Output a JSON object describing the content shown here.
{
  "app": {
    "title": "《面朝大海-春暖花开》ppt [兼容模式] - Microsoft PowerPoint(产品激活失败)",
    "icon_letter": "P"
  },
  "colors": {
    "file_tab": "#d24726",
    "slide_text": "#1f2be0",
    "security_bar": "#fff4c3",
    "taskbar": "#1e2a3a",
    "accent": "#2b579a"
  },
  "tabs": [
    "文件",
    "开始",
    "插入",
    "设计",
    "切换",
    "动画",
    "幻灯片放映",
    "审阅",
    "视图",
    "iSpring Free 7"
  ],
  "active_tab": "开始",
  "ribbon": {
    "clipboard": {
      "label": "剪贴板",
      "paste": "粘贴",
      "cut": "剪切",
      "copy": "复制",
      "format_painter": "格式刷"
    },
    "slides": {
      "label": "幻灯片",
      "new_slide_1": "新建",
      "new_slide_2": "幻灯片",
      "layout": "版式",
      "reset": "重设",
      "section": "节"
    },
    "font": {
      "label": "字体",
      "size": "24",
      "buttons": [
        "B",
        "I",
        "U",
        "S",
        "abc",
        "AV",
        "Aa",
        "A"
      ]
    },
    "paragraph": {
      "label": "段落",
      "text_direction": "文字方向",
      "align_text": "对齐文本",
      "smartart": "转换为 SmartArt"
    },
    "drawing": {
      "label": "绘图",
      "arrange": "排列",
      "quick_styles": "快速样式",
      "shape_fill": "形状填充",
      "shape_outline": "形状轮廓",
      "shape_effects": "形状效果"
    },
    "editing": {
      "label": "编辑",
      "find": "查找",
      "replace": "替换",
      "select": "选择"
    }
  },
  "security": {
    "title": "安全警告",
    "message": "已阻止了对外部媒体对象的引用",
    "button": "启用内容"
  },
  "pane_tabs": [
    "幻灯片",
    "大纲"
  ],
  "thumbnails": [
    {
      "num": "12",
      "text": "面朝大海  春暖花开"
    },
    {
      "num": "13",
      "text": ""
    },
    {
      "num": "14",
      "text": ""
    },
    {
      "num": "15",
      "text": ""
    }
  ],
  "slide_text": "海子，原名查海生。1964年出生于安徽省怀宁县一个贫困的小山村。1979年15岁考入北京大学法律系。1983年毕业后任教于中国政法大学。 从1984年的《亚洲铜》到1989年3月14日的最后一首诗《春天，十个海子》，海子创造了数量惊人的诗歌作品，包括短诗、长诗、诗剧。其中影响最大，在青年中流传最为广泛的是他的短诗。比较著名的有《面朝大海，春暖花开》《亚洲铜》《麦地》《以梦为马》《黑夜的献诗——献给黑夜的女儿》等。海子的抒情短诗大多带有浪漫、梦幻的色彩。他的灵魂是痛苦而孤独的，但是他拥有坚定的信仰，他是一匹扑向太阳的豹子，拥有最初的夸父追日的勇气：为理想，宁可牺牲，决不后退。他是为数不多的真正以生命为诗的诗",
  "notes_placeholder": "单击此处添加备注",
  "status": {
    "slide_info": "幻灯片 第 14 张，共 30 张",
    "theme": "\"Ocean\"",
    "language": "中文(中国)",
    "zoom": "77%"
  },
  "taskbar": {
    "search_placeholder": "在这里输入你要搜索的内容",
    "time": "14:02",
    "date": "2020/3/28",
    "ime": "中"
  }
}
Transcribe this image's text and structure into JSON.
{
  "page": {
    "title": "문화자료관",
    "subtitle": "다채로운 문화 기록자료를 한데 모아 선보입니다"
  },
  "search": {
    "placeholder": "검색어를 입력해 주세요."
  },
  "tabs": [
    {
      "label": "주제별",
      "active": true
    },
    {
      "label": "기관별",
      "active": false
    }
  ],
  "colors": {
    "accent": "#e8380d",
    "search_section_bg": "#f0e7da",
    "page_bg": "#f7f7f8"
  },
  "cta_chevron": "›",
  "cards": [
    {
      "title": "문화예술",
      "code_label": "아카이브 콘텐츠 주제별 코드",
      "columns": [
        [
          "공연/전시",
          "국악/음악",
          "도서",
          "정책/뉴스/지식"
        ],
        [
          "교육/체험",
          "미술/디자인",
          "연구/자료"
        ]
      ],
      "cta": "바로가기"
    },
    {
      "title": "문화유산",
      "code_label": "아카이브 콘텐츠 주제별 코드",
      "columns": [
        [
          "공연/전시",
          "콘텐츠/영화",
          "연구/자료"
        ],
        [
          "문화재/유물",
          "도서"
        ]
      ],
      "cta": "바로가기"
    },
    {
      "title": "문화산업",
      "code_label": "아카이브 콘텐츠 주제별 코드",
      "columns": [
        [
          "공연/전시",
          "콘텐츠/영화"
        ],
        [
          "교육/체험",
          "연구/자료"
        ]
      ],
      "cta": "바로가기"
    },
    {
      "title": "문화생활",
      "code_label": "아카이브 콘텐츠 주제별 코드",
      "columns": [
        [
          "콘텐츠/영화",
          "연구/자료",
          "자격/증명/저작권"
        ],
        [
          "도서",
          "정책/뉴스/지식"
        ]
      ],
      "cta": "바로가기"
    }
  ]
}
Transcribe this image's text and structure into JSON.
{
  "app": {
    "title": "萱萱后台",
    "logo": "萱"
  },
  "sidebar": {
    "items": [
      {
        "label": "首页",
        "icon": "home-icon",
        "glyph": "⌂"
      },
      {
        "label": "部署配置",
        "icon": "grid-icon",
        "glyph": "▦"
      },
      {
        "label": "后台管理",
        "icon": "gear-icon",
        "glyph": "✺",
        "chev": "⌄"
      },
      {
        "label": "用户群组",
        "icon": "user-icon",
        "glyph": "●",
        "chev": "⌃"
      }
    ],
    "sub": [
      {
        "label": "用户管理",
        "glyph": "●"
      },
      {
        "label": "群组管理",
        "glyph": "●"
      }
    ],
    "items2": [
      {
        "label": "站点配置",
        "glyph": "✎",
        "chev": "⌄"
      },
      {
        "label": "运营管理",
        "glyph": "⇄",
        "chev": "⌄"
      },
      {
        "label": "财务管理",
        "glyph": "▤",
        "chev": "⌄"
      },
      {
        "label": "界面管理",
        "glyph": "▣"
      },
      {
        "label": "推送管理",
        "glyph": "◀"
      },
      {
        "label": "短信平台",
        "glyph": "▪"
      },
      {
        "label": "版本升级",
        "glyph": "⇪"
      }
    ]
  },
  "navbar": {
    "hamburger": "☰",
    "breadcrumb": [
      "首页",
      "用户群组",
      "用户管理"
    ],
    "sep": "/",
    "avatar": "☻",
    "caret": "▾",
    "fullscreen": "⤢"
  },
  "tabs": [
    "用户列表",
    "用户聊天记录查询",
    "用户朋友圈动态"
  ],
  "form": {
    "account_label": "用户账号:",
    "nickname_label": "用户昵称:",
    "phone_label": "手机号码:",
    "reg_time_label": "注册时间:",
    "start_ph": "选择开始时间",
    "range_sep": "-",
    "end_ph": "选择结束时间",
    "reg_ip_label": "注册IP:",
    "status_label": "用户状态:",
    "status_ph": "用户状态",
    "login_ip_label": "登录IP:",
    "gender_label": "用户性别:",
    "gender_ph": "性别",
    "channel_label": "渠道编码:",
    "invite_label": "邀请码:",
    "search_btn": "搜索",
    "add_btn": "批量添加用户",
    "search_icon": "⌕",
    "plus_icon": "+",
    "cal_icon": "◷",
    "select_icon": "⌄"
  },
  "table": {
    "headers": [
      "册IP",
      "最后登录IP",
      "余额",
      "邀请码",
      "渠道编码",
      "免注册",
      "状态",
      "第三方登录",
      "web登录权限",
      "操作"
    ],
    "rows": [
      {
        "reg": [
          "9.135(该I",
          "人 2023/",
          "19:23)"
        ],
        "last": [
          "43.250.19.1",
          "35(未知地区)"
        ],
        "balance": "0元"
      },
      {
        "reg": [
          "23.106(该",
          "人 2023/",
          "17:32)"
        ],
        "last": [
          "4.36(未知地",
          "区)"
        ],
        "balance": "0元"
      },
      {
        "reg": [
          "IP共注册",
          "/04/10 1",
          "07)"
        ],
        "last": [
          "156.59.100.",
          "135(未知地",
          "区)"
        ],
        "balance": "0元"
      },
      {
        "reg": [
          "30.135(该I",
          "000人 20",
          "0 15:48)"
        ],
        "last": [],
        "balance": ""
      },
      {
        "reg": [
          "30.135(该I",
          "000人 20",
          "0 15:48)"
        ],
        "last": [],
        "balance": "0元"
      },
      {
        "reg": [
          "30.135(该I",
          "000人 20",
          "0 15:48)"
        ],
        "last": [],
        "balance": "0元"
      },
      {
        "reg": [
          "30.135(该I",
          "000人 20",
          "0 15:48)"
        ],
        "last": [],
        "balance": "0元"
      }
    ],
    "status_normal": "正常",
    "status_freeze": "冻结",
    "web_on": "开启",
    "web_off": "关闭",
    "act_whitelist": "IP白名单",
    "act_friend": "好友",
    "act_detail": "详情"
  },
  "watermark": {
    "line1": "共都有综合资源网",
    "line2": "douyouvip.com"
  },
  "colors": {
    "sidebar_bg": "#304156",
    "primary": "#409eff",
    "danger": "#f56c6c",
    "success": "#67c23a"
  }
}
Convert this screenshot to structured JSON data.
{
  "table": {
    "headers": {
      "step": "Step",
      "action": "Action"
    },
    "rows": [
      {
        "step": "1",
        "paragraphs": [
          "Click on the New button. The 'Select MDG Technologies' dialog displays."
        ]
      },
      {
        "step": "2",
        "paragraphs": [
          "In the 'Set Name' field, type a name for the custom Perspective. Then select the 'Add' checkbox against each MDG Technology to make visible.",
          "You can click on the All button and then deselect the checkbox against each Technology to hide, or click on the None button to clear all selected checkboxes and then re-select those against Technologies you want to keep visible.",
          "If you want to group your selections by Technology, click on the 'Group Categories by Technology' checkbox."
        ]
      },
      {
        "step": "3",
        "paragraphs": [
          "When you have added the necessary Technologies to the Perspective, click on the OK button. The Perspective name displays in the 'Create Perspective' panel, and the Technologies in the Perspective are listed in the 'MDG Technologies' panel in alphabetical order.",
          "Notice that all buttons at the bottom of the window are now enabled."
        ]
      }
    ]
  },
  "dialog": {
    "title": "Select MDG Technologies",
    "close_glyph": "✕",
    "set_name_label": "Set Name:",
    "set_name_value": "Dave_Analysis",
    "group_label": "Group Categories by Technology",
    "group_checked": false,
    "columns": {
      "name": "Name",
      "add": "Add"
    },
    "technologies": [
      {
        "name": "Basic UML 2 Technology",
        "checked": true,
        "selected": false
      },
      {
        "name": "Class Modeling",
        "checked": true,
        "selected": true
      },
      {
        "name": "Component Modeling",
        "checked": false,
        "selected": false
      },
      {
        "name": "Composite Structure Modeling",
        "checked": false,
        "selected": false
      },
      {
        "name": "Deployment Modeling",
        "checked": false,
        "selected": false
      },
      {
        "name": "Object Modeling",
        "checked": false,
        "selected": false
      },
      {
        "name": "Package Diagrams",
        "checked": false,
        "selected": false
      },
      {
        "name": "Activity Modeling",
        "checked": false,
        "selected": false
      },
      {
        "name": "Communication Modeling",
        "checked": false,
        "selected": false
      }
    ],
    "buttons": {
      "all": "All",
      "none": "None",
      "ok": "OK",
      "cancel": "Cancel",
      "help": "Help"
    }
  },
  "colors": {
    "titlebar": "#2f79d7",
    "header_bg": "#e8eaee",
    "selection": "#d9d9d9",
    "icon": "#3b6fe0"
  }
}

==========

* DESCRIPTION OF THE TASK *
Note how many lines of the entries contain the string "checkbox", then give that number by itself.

* RESPONSE AREA *
3